** Exercise inputs follows **

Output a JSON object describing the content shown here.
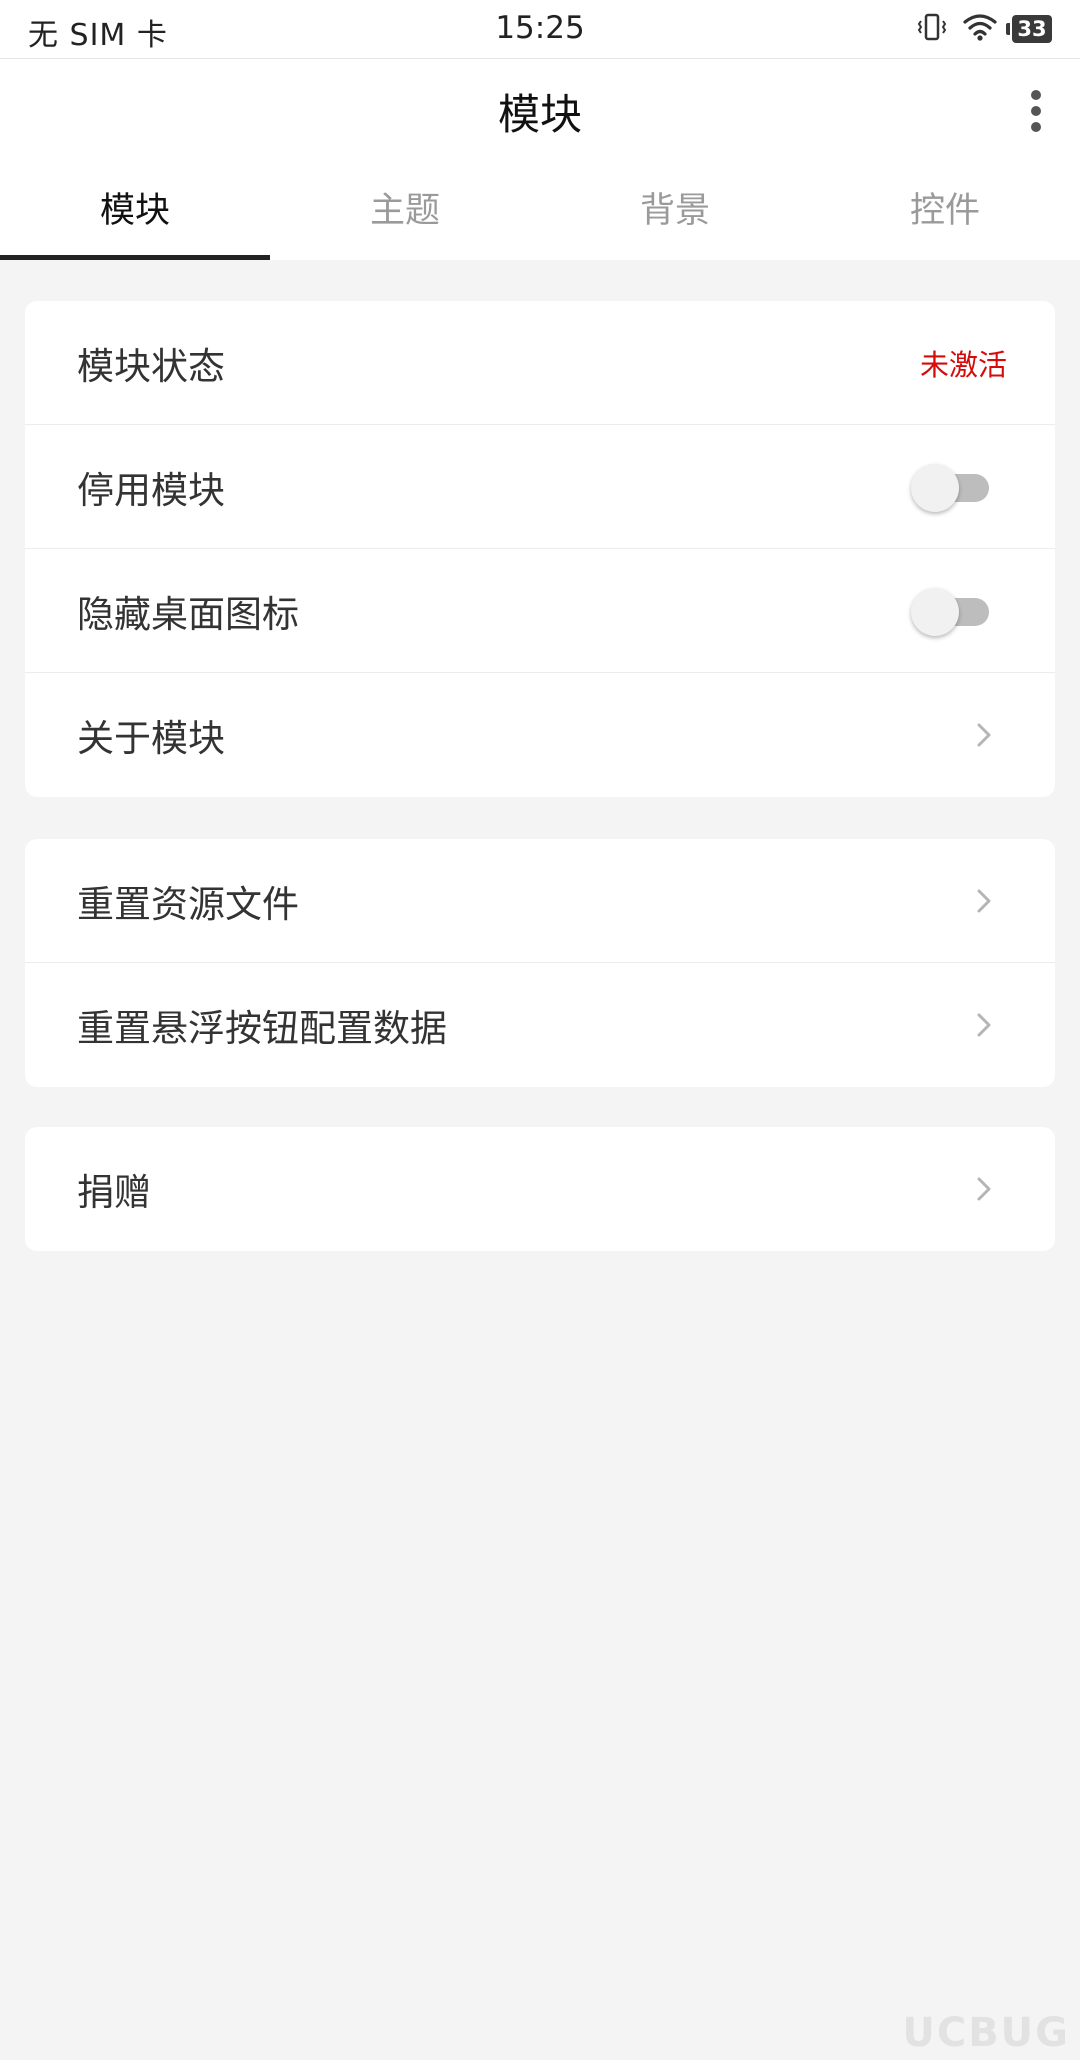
{
  "status_bar": {
    "carrier": "无 SIM 卡",
    "time": "15:25",
    "battery": "33",
    "icons": [
      "vibrate-icon",
      "wifi-icon",
      "battery-icon"
    ]
  },
  "app_bar": {
    "title": "模块",
    "menu_icon": "more-vert-icon"
  },
  "tabs": [
    {
      "label": "模块",
      "active": true
    },
    {
      "label": "主题",
      "active": false
    },
    {
      "label": "背景",
      "active": false
    },
    {
      "label": "控件",
      "active": false
    }
  ],
  "cards": [
    {
      "rows": [
        {
          "label": "模块状态",
          "value": "未激活",
          "type": "status"
        },
        {
          "label": "停用模块",
          "type": "toggle",
          "on": false
        },
        {
          "label": "隐藏桌面图标",
          "type": "toggle",
          "on": false
        },
        {
          "label": "关于模块",
          "type": "link"
        }
      ]
    },
    {
      "rows": [
        {
          "label": "重置资源文件",
          "type": "link"
        },
        {
          "label": "重置悬浮按钮配置数据",
          "type": "link"
        }
      ]
    },
    {
      "rows": [
        {
          "label": "捐赠",
          "type": "link"
        }
      ]
    }
  ],
  "colors": {
    "status_inactive": "#d50b0b",
    "tab_indicator": "#222222",
    "background": "#f4f4f4"
  },
  "watermark": "UCBUG"
}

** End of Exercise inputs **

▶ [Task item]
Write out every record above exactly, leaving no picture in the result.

▶ [Exercise answer]
Output a JSON object describing the content shown here.
{
  "status_bar": {
    "carrier": "无 SIM 卡",
    "time": "15:25",
    "battery": "33",
    "icons": [
      "vibrate-icon",
      "wifi-icon",
      "battery-icon"
    ]
  },
  "app_bar": {
    "title": "模块",
    "menu_icon": "more-vert-icon"
  },
  "tabs": [
    {
      "label": "模块",
      "active": true
    },
    {
      "label": "主题",
      "active": false
    },
    {
      "label": "背景",
      "active": false
    },
    {
      "label": "控件",
      "active": false
    }
  ],
  "cards": [
    {
      "rows": [
        {
          "label": "模块状态",
          "value": "未激活",
          "type": "status"
        },
        {
          "label": "停用模块",
          "type": "toggle",
          "on": false
        },
        {
          "label": "隐藏桌面图标",
          "type": "toggle",
          "on": false
        },
        {
          "label": "关于模块",
          "type": "link"
        }
      ]
    },
    {
      "rows": [
        {
          "label": "重置资源文件",
          "type": "link"
        },
        {
          "label": "重置悬浮按钮配置数据",
          "type": "link"
        }
      ]
    },
    {
      "rows": [
        {
          "label": "捐赠",
          "type": "link"
        }
      ]
    }
  ],
  "colors": {
    "status_inactive": "#d50b0b",
    "tab_indicator": "#222222",
    "background": "#f4f4f4"
  },
  "watermark": "UCBUG"
}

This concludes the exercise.